What You Should Know About Deep Vein Thrombosis Month

March is deep vein thrombosis month. This is the ideal opportunity for you as a family caregiver to learn more about this potentially fatal condition and what you can do to not only identify if your parent is at risk or suffering from such a condition, but also what you can do to protect your parent and to help them should they develop this condition during their later years.

 

Home Health Care in Clark County VA: Deep Vein Thrombosis Month

Home Health Care in Clark County VA: Deep Vein Thrombosis Month

 

Deep vein thrombosis, also known as blood clots, can occur very quickly and result in serious complications and even death, so it is extremely important that you understand what these are and how they impact people so that you can take the proper steps to protect your parent and reduce the risk that they will suffer a clot but, particularly if they are in risky situations such as traveling for a long distance or after undergoing surgery.

 

Some things that you should know about deep vein thrombosis include:

  • Approximately 900,000 people are affected by deep vein thrombosis in the United States each year.
  • Experts note that the exact number of people affected by this condition is not known.
  • Between 60 and 100,000 people in the United States died as a result of deep vein thrombosis each year.
  • Between 10 and 30% of those who died as the result of deep vein thrombosis will do so within one month of diagnosis.
  • For approximately 25% of those who died as a result of pulmonary embolism, which is a blood clot that moves to the lungs, the first symptom of the condition is death.
  • Approximately 50 percent of those who experience DVT or PE will have long-term effects.
  • Approximately 33 percent of those who experience deep vein thrombosis will experience a recurrence of the condition within ten years.
  • Between 5 and 8 percent of the population of the United States has an inherited factor that puts them at higher risk of suffering DVT or PE.
  • Any period of decreased mobility, such as sitting for travel, bed rest after an illness or injury, or having to sit in a wheelchair, can create a blood clot.

 

How can home care help?

Making the decision to be a family caregiver for your aging parent can be one of the most meaningful choices you ever make. This is a way for you to show love and respect to your parent, and to ensure that they are getting all that they need to manage their challenges and limitations in effective, meaningful, fulfilling ways. The responsibilities of caring for your parent, however, can be stressful and, at times, overwhelming. Fortunately, you do not have to feel as though you are alone.

Home care can be there for you.

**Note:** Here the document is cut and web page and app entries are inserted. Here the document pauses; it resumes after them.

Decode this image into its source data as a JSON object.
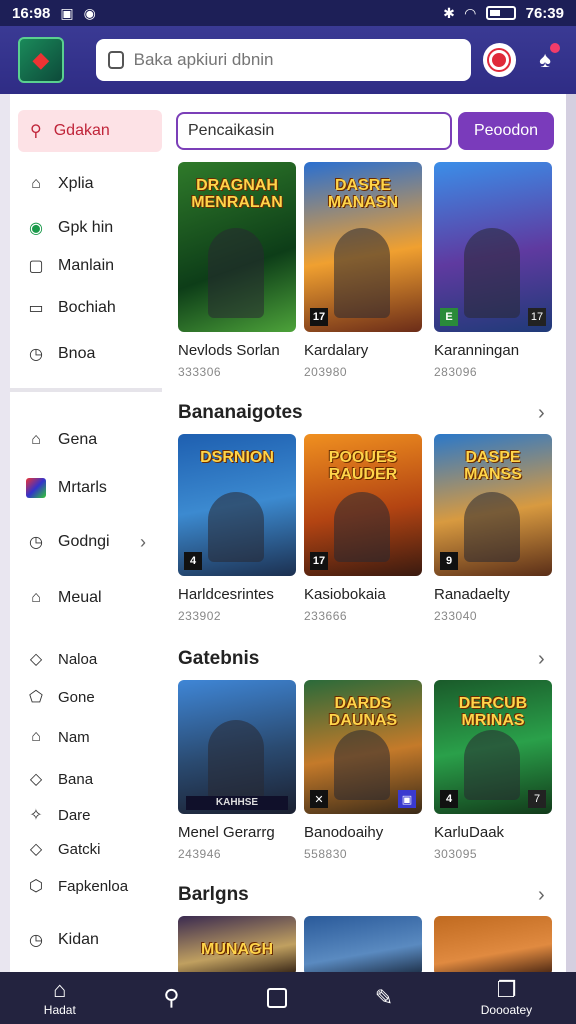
{
  "status_bar": {
    "time_left": "16:98",
    "time_right": "76:39"
  },
  "search": {
    "placeholder": "Baka apkiuri dbnin"
  },
  "sidebar": {
    "active": {
      "label": "Gdakan"
    },
    "items": [
      {
        "label": "Xplia",
        "icon": "home-icon"
      },
      {
        "label": "Gpk hin",
        "icon": "circle-badge-icon"
      },
      {
        "label": "Manlain",
        "icon": "square-icon"
      },
      {
        "label": "Bochiah",
        "icon": "chat-icon"
      },
      {
        "label": "Bnoa",
        "icon": "clock-icon"
      },
      {
        "label": "Gena",
        "icon": "home-icon"
      },
      {
        "label": "Mrtarls",
        "icon": "app-icon"
      },
      {
        "label": "Godngi",
        "icon": "clock-icon"
      },
      {
        "label": "Meual",
        "icon": "home-icon"
      },
      {
        "label": "Naloa",
        "icon": "diamond-icon"
      },
      {
        "label": "Gone",
        "icon": "pentagon-icon"
      },
      {
        "label": "Nam",
        "icon": "home-icon"
      },
      {
        "label": "Bana",
        "icon": "diamond-icon"
      },
      {
        "label": "Dare",
        "icon": "star-icon"
      },
      {
        "label": "Gatcki",
        "icon": "diamond-icon"
      },
      {
        "label": "Fapkenloa",
        "icon": "shield-icon"
      },
      {
        "label": "Kidan",
        "icon": "clock-icon"
      }
    ]
  },
  "filter": {
    "value": "Pencaikasin",
    "button": "Peoodon"
  },
  "sections": [
    {
      "title": "",
      "cards": [
        {
          "thumb_title": "DRAGNAH MENRALAN",
          "title": "Nevlods Sorlan",
          "count": "333306",
          "badge": ""
        },
        {
          "thumb_title": "DASRE MANASN",
          "title": "Kardalary",
          "count": "203980",
          "badge": "17"
        },
        {
          "thumb_title": "",
          "title": "Karanningan",
          "count": "283096",
          "badge": ""
        }
      ]
    },
    {
      "title": "Bananaigotes",
      "cards": [
        {
          "thumb_title": "DSRNION",
          "title": "Harldcesrintes",
          "count": "233902",
          "badge": ""
        },
        {
          "thumb_title": "POOUES RAUDER",
          "title": "Kasiobokaia",
          "count": "233666",
          "badge": "17"
        },
        {
          "thumb_title": "DASPE MANSS",
          "title": "Ranadaelty",
          "count": "233040",
          "badge": "9"
        }
      ]
    },
    {
      "title": "Gatebnis",
      "cards": [
        {
          "thumb_title": "KAHHSE",
          "title": "Menel Gerarrg",
          "count": "243946",
          "badge": ""
        },
        {
          "thumb_title": "DARDS DAUNAS",
          "title": "Banodoaihy",
          "count": "558830",
          "badge": ""
        },
        {
          "thumb_title": "DERCUB MRINAS",
          "title": "KarluDaak",
          "count": "303095",
          "badge": ""
        }
      ]
    },
    {
      "title": "Barlgns",
      "cards": [
        {
          "thumb_title": "MUNAGH",
          "title": "",
          "count": "",
          "badge": ""
        },
        {
          "thumb_title": "",
          "title": "",
          "count": "",
          "badge": ""
        },
        {
          "thumb_title": "",
          "title": "",
          "count": "",
          "badge": ""
        }
      ]
    }
  ],
  "bottom_nav": [
    {
      "label": "Hadat",
      "icon": "home-icon"
    },
    {
      "label": "",
      "icon": "search-icon"
    },
    {
      "label": "",
      "icon": "square-icon"
    },
    {
      "label": "",
      "icon": "edit-icon"
    },
    {
      "label": "Doooatey",
      "icon": "window-icon"
    }
  ]
}
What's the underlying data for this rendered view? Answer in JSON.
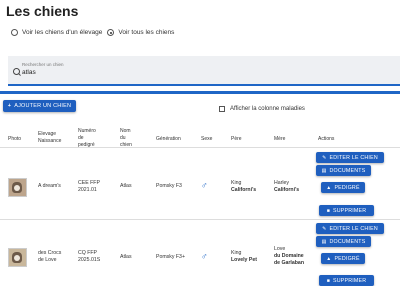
{
  "page": {
    "title": "Les chiens"
  },
  "view_options": {
    "option_breeding": "Voir les chiens d'un élevage",
    "option_all": "Voir tous les chiens",
    "selected": "option_all"
  },
  "search": {
    "label": "Rechercher un chien",
    "value": "atlas"
  },
  "toolbar": {
    "add_label": "AJOUTER UN CHIEN",
    "show_diseases_label": "Afficher la colonne maladies",
    "show_diseases_checked": false
  },
  "table": {
    "headers": {
      "photo": "Photo",
      "elevage_1": "Elevage",
      "elevage_2": "Naissance",
      "pedigree_1": "Numéro",
      "pedigree_2": "de",
      "pedigree_3": "pedigré",
      "nom_1": "Nom",
      "nom_2": "du",
      "nom_3": "chien",
      "generation": "Génération",
      "sexe": "Sexe",
      "pere": "Père",
      "mere": "Mère",
      "actions": "Actions"
    },
    "rows": [
      {
        "elevage": "A dream's",
        "pedigree_1": "CEE FFP",
        "pedigree_2": "2021.01",
        "nom": "Atlas",
        "generation": "Pomsky F3",
        "sexe": "♂",
        "pere_1": "King",
        "pere_2": "Californi’s",
        "mere_1": "Harley",
        "mere_2": "Californi’s"
      },
      {
        "elevage_1": "des Crocs",
        "elevage_2": "de Love",
        "pedigree_1": "CQ FFP",
        "pedigree_2": "2025.01S",
        "nom": "Atlas",
        "generation": "Pomsky F3+",
        "sexe": "♂",
        "pere_1": "King",
        "pere_2": "Lovely Pet",
        "mere_1": "Love",
        "mere_2": "du Domaine",
        "mere_3": "de Garlaban"
      }
    ],
    "actions": {
      "edit": "EDITER LE CHIEN",
      "documents": "DOCUMENTS",
      "pedigree": "PEDIGRÉ",
      "delete": "SUPPRIMER"
    }
  }
}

Starting care for your parent means that an in-home care provider can be with your parent to fill care gaps, offer support and companionship, manage sensitive care tasks, and work with you to create a care routine that is right for your senior as an individual. This can give both of you tremendous peace of mind and confidence as they age in place.

 

If you or an aging loved-one are considering Home Health Care in Clark County, VA, please contact the caring staff at LivinRite Home Care. Call Us Today at (703) 634-9991.

 

Source:

Stoptheclot.org

Mayoclinic.org